=== ACTIVITY ===
Once the lines below holding the string "Control" are counted, give that number alone.

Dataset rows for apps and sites

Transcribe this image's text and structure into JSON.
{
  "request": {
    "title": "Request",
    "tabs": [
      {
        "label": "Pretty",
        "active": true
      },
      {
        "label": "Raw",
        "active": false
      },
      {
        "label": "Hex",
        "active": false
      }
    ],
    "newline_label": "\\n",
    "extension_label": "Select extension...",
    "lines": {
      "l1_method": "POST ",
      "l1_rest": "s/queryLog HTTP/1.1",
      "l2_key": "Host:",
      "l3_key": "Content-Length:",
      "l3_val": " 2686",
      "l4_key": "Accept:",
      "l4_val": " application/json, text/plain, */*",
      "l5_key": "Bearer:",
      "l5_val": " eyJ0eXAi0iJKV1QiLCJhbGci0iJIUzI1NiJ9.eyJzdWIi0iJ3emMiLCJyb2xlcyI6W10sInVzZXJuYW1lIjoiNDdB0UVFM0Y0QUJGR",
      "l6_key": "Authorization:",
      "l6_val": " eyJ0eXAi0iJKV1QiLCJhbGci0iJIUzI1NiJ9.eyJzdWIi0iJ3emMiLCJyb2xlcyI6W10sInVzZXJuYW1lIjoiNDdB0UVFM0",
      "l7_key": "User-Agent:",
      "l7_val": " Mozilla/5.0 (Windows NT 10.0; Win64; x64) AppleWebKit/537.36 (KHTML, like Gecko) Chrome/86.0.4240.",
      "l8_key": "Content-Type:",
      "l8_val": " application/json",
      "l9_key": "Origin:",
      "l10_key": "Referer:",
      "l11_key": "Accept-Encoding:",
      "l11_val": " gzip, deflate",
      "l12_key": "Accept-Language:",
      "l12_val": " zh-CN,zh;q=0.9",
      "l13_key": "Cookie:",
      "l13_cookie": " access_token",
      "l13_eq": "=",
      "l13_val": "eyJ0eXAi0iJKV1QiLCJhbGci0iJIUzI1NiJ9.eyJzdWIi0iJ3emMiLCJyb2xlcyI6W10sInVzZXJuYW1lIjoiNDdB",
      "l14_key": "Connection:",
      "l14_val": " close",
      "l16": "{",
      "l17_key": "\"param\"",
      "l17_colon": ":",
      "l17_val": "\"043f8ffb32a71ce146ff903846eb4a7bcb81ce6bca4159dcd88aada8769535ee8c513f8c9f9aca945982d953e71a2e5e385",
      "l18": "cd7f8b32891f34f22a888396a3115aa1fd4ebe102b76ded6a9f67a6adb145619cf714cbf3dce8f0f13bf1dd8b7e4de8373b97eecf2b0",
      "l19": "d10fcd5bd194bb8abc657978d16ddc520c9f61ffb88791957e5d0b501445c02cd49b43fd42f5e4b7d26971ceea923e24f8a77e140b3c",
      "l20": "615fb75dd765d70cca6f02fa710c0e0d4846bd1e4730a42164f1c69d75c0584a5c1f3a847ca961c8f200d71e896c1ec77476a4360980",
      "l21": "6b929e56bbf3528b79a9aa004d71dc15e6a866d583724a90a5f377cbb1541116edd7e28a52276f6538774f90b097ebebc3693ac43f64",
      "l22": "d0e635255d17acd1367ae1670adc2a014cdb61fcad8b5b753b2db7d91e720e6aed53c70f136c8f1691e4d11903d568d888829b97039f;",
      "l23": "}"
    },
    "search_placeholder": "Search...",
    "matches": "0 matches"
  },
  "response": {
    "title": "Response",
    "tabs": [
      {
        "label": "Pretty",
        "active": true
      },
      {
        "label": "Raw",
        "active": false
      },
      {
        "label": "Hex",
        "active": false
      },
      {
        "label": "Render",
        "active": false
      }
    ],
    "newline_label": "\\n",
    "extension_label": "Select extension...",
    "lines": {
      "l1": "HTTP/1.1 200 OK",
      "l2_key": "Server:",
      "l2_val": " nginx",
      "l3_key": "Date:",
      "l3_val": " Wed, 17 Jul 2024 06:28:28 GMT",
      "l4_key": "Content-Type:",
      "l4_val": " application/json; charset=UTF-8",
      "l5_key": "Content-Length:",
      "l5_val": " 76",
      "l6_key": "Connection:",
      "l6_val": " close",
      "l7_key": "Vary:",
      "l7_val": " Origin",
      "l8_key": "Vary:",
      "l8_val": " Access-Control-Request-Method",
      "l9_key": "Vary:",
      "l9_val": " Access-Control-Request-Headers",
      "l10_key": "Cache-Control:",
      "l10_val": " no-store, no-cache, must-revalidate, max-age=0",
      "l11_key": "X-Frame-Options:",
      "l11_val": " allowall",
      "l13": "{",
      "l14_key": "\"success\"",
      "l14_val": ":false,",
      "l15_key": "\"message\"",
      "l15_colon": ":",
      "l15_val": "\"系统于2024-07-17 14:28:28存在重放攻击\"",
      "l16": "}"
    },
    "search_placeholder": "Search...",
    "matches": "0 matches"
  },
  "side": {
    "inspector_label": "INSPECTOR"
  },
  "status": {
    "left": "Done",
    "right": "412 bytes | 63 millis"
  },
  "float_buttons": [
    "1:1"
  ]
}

=== REPLY ===
3